#### [Data records for software interfaces]
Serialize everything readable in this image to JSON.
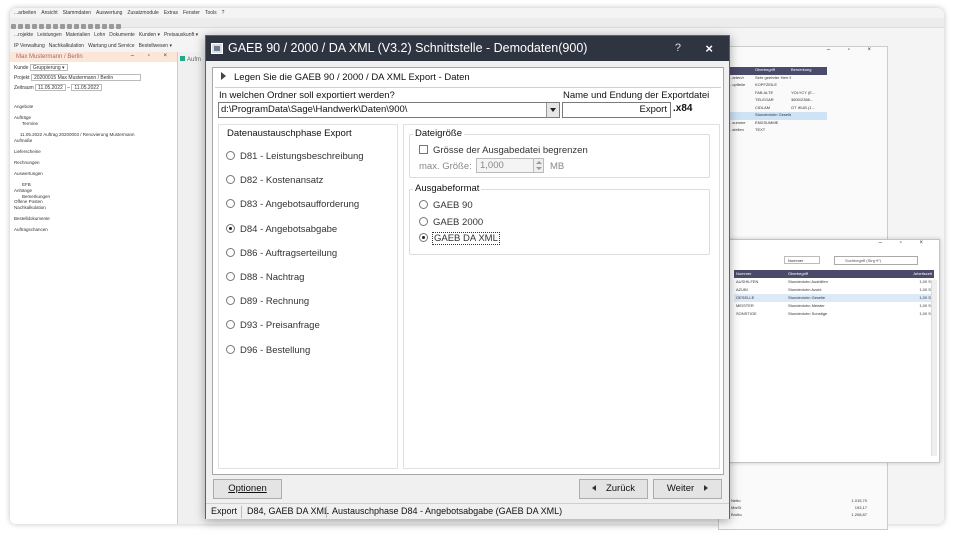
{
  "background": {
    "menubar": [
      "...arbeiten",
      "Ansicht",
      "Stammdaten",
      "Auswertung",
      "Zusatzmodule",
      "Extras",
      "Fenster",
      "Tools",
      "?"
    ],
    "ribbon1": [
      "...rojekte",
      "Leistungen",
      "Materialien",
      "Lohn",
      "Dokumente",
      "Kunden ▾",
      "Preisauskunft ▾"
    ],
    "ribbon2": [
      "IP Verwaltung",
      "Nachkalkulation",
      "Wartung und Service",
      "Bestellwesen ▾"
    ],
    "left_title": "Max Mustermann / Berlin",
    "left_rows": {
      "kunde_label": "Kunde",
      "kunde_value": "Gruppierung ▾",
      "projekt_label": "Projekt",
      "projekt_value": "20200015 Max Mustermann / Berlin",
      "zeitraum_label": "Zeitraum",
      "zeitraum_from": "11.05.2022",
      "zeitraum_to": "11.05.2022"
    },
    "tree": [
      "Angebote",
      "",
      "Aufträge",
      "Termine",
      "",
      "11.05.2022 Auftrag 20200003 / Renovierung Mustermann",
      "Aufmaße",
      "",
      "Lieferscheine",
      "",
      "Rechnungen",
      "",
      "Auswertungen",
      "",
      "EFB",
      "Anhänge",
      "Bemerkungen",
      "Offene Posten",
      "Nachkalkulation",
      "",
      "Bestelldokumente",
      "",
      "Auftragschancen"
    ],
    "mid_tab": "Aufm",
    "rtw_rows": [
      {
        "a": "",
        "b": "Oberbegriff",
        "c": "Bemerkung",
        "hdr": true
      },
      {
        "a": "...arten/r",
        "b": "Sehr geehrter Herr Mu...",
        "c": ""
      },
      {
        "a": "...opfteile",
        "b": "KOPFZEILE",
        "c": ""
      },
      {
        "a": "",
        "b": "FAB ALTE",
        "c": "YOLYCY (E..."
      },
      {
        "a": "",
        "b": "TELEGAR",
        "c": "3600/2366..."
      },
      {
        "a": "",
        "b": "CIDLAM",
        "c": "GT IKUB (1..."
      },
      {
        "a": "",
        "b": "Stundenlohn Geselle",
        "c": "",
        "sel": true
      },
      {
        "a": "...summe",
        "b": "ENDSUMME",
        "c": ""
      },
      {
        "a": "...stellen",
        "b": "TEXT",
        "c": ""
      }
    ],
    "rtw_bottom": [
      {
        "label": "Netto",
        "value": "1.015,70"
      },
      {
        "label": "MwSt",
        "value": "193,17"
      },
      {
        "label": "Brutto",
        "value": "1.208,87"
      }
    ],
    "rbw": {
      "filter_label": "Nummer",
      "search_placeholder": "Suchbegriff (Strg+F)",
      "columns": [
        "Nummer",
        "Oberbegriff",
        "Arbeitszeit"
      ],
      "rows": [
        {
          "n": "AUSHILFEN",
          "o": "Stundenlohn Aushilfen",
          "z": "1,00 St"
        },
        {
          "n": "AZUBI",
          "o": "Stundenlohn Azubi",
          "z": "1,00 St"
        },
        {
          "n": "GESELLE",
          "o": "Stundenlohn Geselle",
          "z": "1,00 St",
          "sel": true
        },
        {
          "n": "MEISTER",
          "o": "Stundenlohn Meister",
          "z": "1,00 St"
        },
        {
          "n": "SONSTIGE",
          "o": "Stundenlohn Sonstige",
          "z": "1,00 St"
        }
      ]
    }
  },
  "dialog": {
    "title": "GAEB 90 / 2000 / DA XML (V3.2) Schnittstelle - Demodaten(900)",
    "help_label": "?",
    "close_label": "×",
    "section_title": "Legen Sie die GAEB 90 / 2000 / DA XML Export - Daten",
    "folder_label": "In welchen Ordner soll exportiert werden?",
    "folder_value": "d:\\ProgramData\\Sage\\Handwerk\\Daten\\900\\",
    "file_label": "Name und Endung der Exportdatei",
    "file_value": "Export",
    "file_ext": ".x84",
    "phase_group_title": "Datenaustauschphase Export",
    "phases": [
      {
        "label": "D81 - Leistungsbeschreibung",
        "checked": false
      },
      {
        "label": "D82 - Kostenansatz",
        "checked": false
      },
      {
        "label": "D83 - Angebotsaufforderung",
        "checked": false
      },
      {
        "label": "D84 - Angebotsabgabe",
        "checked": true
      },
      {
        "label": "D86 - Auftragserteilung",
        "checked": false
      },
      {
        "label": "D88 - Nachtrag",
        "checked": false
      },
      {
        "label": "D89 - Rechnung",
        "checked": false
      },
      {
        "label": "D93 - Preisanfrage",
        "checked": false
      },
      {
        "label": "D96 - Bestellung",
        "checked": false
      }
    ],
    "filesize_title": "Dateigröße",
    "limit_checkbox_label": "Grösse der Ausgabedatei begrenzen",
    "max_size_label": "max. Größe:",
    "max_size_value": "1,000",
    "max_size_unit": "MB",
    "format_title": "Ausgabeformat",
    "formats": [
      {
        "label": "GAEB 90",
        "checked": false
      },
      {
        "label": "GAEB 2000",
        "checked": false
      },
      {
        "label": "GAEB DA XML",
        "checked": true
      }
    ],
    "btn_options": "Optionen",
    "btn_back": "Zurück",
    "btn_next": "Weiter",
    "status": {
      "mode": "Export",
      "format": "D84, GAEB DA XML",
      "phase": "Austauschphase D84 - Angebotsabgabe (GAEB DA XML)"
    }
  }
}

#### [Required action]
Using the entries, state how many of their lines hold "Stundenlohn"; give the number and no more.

#### [Your response]
6